Copy out all of the entries exactly as they appear.

▼

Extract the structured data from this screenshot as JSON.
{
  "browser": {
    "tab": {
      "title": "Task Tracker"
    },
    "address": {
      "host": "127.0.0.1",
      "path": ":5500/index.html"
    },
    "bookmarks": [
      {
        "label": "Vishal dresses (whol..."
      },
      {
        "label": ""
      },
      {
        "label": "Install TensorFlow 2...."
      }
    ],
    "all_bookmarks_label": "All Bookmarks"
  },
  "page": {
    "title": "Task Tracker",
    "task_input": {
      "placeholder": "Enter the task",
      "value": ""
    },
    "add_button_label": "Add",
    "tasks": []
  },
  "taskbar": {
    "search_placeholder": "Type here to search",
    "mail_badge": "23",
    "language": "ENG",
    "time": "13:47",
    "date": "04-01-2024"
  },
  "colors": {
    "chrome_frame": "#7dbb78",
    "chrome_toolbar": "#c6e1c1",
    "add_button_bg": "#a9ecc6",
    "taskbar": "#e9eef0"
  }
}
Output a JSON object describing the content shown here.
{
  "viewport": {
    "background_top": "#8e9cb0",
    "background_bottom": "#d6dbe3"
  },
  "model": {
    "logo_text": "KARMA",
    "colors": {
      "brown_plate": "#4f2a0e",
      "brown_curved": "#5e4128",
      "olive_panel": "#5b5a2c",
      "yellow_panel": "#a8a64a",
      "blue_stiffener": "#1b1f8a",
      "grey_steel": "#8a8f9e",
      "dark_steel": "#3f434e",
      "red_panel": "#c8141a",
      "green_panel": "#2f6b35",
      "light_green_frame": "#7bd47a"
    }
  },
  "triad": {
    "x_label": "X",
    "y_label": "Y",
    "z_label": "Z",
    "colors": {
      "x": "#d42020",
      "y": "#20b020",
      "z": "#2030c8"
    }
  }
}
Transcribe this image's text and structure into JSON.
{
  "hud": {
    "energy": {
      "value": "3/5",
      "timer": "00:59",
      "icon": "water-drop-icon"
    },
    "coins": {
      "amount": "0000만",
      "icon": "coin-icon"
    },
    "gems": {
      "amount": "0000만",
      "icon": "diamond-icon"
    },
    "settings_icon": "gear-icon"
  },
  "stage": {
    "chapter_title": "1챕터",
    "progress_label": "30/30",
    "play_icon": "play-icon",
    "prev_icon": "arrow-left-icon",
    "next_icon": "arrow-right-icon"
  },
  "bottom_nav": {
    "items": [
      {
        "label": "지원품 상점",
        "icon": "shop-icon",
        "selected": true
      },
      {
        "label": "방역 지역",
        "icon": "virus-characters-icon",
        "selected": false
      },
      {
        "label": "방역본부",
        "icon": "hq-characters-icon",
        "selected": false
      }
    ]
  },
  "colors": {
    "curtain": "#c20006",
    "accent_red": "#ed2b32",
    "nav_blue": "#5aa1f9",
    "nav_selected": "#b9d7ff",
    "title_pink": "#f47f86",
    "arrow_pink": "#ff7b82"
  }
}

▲

● **Problem solution**
Extract the structured data from this screenshot as JSON.
{
  "browser": {
    "tab": {
      "title": "Task Tracker"
    },
    "address": {
      "host": "127.0.0.1",
      "path": ":5500/index.html"
    },
    "bookmarks": [
      {
        "label": "Vishal dresses (whol..."
      },
      {
        "label": ""
      },
      {
        "label": "Install TensorFlow 2...."
      }
    ],
    "all_bookmarks_label": "All Bookmarks"
  },
  "page": {
    "title": "Task Tracker",
    "task_input": {
      "placeholder": "Enter the task",
      "value": ""
    },
    "add_button_label": "Add",
    "tasks": []
  },
  "taskbar": {
    "search_placeholder": "Type here to search",
    "mail_badge": "23",
    "language": "ENG",
    "time": "13:47",
    "date": "04-01-2024"
  },
  "colors": {
    "chrome_frame": "#7dbb78",
    "chrome_toolbar": "#c6e1c1",
    "add_button_bg": "#a9ecc6",
    "taskbar": "#e9eef0"
  }
}
Output a JSON object describing the content shown here.
{
  "viewport": {
    "background_top": "#8e9cb0",
    "background_bottom": "#d6dbe3"
  },
  "model": {
    "logo_text": "KARMA",
    "colors": {
      "brown_plate": "#4f2a0e",
      "brown_curved": "#5e4128",
      "olive_panel": "#5b5a2c",
      "yellow_panel": "#a8a64a",
      "blue_stiffener": "#1b1f8a",
      "grey_steel": "#8a8f9e",
      "dark_steel": "#3f434e",
      "red_panel": "#c8141a",
      "green_panel": "#2f6b35",
      "light_green_frame": "#7bd47a"
    }
  },
  "triad": {
    "x_label": "X",
    "y_label": "Y",
    "z_label": "Z",
    "colors": {
      "x": "#d42020",
      "y": "#20b020",
      "z": "#2030c8"
    }
  }
}
Transcribe this image's text and structure into JSON.
{
  "hud": {
    "energy": {
      "value": "3/5",
      "timer": "00:59",
      "icon": "water-drop-icon"
    },
    "coins": {
      "amount": "0000만",
      "icon": "coin-icon"
    },
    "gems": {
      "amount": "0000만",
      "icon": "diamond-icon"
    },
    "settings_icon": "gear-icon"
  },
  "stage": {
    "chapter_title": "1챕터",
    "progress_label": "30/30",
    "play_icon": "play-icon",
    "prev_icon": "arrow-left-icon",
    "next_icon": "arrow-right-icon"
  },
  "bottom_nav": {
    "items": [
      {
        "label": "지원품 상점",
        "icon": "shop-icon",
        "selected": true
      },
      {
        "label": "방역 지역",
        "icon": "virus-characters-icon",
        "selected": false
      },
      {
        "label": "방역본부",
        "icon": "hq-characters-icon",
        "selected": false
      }
    ]
  },
  "colors": {
    "curtain": "#c20006",
    "accent_red": "#ed2b32",
    "nav_blue": "#5aa1f9",
    "nav_selected": "#b9d7ff",
    "title_pink": "#f47f86",
    "arrow_pink": "#ff7b82"
  }
}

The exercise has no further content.